Our job as your pet's primary care giver is to help educate you on signs to look for and preventive care. the following are most common signs of dental problems and what happens when the disease progresses.
Signs of Dental Problems
- Bad breath
- Sensitivity around the mouth
- Loss of appetite
- Yellow or brown deposits on the teeth
- Bleeding, inflamed, and withdrawn gums
- Loose or missing teeth
- Pawing at the mouth or face
- Difficulty chewing
Bad breath may be a sign of periodontal disease that could lead to other health problems. Periodontal disease starts when plaque (a bacterial film) coats the tooth. Plaque hardens (calcifies) into tartar, a thick yellow or brown layer on the teeth. Tartar can irritate the gums, creating an environment where bacteria thrive.
As the disease progresses, the gums become tender, red, and swollen and the bacteria continue to multiply. Eventually, the inflamed gums pull away from the teeth, creating pockets that trap more bacteria and food particles. The gums bleed, the roots of the teeth may become exposed, teeth may become loose, and your pet may feel pain when eating. If the bacteria enter the bloodstream, they can create problems for organs such as the heart, lungs, liver, and kidneys.
What is included in my pet’s Professional Dental Cleaning?
We want our feline friends to have the best standard of care possible. Our Comprehensive Oral Health Assessment and Treatment plans include:
- Pre-surgical examination and consultation
- Pre-anesthetic sedative / anti-anxiety
- Ultrasonic Scaling & Polishing using our new high-quality dental machine
- Fluoride treatment
- Antibiotic injection
- IV catheter and fluids to keep them better hydrated, help maintain their blood pressure, help flush out the anesthesia, and allow us immediate access to administer life-saving medications
- Post pain management injection to help with the recovery period
- A veterinary assistant to monitor & record vitals during anesthesia
- Complimentary nail trim
- Complimentary ear exam
In addition to the above we highly recommend all our surgery patients receive:
- Pre-anesthetic bloodwork using our in-house laboratory machines to allow us to see how some of their vital organs are working prior to anesthesia
- Full mouth dental x-rays to better diagnose & treat the periodontal disease
|Before Dental Cleaning||After Dental Cleaning||Signs of Dental Disease|
Age: 7 years
Tartar, gingivitis, tooth resorption, pocket of 4mm
Age: 19 years
#1 Resorptive lesions which exposes pulp
#2 Broken canine tooth with exposed pulp and infection

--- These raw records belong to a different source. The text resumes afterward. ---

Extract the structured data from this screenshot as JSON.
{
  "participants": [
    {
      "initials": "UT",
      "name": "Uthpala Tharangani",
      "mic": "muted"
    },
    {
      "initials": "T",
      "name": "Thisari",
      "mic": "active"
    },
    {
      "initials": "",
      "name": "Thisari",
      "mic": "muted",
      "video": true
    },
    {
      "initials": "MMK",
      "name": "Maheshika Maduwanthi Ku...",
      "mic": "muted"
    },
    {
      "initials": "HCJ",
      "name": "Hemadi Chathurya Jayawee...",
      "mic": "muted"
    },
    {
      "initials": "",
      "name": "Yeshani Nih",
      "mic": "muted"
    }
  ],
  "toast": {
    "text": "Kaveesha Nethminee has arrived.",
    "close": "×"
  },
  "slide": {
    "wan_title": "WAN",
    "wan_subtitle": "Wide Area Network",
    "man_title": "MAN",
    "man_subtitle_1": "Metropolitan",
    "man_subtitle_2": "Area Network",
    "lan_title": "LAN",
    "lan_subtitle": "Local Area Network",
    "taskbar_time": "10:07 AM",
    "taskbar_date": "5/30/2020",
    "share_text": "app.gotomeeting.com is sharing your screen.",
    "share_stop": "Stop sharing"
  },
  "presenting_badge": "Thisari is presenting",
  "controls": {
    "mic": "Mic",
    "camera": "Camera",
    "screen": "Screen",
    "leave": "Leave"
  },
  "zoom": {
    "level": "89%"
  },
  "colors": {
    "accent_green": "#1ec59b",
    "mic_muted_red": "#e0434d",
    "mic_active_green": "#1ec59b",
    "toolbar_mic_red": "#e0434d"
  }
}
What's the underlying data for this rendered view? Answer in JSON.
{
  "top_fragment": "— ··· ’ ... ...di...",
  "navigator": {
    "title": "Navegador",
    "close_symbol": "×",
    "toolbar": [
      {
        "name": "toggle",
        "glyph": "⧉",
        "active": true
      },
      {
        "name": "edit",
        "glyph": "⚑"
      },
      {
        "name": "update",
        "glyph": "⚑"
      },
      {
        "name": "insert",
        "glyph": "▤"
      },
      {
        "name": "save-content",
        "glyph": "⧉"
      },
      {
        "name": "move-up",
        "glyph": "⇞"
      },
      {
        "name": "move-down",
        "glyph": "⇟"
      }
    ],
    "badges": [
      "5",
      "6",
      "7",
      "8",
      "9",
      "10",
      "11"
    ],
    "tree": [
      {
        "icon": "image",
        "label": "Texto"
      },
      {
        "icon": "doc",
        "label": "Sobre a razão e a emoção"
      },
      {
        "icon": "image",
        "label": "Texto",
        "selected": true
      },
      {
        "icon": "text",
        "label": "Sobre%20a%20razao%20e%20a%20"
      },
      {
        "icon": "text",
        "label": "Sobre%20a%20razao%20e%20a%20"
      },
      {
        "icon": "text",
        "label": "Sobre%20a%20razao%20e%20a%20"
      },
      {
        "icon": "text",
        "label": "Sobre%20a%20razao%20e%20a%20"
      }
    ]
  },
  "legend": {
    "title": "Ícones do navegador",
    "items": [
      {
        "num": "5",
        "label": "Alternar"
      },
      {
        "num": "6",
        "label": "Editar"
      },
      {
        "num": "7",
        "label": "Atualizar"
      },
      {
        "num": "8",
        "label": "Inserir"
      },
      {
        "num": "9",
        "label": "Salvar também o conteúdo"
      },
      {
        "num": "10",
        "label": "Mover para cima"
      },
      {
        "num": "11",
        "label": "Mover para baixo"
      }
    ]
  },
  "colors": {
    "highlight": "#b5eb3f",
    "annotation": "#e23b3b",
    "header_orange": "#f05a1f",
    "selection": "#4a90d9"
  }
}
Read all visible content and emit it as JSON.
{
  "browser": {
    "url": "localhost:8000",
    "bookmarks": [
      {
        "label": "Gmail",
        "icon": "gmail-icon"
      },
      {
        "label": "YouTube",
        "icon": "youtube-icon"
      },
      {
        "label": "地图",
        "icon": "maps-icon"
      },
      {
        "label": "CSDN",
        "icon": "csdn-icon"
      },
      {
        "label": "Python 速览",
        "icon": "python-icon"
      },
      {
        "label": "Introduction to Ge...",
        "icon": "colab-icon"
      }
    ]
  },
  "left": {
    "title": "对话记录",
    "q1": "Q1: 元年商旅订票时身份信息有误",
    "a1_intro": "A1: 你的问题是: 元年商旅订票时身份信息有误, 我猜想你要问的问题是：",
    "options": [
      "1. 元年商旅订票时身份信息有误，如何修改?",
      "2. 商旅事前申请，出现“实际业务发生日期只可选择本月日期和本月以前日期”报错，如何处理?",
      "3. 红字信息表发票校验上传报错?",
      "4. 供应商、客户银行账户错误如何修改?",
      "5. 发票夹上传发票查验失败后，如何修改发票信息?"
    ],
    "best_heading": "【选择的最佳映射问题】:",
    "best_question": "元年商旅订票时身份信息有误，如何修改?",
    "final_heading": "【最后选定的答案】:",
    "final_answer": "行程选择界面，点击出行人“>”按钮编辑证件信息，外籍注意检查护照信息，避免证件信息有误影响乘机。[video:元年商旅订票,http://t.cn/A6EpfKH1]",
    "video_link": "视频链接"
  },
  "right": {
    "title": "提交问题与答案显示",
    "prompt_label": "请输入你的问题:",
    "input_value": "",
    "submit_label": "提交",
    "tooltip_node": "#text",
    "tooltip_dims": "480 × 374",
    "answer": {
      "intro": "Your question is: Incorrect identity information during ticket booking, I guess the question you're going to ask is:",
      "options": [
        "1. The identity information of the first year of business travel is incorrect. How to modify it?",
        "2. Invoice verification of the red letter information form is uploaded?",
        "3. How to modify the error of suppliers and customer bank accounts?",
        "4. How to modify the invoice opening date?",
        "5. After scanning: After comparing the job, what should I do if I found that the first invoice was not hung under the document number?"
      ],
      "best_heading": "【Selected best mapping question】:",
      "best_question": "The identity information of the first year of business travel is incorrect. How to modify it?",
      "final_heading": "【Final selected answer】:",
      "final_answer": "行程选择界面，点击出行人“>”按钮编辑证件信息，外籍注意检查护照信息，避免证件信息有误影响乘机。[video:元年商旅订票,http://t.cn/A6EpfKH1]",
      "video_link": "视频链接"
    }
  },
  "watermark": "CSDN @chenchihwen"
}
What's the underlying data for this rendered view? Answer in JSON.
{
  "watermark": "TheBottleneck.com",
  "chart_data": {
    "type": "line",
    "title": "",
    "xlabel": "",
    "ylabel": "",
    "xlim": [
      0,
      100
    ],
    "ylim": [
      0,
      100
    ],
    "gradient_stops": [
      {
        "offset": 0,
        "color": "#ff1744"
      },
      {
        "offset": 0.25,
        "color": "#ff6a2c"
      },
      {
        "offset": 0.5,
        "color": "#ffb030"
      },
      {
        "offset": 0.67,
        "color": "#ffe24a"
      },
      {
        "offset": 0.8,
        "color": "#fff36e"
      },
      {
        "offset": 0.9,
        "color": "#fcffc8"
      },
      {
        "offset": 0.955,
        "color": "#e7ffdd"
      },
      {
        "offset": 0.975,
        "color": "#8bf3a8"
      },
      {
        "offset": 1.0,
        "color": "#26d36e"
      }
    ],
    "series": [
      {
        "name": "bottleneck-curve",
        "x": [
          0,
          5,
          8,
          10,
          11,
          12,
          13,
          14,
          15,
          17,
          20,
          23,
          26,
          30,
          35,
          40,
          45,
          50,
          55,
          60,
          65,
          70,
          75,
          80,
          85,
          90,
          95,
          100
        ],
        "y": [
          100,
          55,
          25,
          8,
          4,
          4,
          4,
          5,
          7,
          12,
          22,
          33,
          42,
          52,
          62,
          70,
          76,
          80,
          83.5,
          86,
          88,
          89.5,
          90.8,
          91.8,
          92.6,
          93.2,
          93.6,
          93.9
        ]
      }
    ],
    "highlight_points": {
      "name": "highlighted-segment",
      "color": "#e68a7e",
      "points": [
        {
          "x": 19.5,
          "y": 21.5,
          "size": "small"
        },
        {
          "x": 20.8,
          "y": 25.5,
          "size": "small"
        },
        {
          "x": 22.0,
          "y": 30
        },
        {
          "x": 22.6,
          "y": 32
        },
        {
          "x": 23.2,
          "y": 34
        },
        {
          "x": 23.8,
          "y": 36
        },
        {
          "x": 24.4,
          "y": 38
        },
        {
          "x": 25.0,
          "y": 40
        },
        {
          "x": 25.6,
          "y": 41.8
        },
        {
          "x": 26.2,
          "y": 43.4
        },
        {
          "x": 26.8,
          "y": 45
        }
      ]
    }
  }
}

We recommend your cat having a yearly check-up to help you identify any signs of periodontal disease that may be forming. Call us today to discuss your cat’s dental exam and what preventative steps you can take now at 951-785-5287